"The community has always been crystal clear that any solution would have to make economic sense for both the Postal Service and for La Jolla," said Lightner. "For the Postal Service to move forward with the sale is just the type of bullheaded bureaucratic bungling that gives government a bad name."
Leslie Davis, chair of the Save the La Jolla Post Office Task Force, was outraged that the Postal Service would move forward without even reaching out to the community and civic leaders.
"Over the past 14 months we held community forums, collected more than 2,000 petition signatures, wrote alternative business plans, wrote an Historic nomination, held rallies, hosted letter writing campaigns, drafted legislation, met with USPS officials, so to find a sheet of paper taped to the front door notifying the community of their decision to relocate is disappointing to say the least," said Davis. "And now we have just 15 days to appeal the decision. I'm sure the realtor is very happy. It's really demoralizing and shocking that this is the new American way."
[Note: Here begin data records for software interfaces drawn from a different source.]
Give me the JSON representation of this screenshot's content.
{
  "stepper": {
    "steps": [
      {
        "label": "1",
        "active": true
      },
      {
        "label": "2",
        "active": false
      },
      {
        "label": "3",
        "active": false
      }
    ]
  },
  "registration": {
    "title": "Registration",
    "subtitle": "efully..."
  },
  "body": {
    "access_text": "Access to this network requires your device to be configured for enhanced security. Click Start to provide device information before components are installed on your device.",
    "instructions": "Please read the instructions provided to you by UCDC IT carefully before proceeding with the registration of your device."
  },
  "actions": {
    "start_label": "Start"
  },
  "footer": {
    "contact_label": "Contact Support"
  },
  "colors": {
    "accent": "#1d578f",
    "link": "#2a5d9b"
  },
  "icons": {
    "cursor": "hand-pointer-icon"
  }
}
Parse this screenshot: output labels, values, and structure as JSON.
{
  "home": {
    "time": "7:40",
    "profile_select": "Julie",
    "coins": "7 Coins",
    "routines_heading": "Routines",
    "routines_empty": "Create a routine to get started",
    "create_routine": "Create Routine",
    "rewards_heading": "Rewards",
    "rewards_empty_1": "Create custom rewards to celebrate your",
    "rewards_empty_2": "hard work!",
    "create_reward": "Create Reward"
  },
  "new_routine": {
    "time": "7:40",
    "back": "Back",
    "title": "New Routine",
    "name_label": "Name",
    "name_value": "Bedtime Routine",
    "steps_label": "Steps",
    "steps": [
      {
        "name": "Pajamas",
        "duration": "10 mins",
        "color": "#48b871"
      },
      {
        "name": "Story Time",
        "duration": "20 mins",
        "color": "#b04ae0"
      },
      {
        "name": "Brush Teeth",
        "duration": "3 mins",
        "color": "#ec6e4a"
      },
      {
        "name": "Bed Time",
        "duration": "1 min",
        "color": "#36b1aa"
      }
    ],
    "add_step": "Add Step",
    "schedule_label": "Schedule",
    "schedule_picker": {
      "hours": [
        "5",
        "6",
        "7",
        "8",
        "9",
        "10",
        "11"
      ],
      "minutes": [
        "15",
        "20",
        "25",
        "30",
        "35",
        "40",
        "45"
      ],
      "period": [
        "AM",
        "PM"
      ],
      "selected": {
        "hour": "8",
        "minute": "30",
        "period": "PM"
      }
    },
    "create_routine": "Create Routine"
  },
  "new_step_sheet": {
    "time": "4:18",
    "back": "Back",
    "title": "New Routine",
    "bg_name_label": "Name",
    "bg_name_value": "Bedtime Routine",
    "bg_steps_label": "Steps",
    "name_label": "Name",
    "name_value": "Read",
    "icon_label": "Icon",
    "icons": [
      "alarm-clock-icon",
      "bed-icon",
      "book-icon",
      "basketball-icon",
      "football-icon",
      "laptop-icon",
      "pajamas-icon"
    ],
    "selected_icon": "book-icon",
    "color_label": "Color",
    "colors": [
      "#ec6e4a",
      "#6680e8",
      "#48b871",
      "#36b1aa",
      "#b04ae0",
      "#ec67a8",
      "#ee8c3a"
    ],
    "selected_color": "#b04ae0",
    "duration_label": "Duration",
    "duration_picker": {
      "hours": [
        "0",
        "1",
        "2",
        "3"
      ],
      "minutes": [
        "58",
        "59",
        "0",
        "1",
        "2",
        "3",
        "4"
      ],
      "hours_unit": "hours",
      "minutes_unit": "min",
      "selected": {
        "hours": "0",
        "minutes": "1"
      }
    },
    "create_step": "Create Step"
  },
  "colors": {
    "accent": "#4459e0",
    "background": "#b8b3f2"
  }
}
Built in 1935, the Spanish-style building also contains "California Landscape," an original 1939 Works Progress Administration (WPA) mural of the La Jolla Cove and Village painted by noted artist Belle Baranceanu. In January, the La Jolla Historical Society succeeded in one of their goals in getting the post office listed on the National Register of Historic Places. This designation provides an additional layer of protection for the historic building.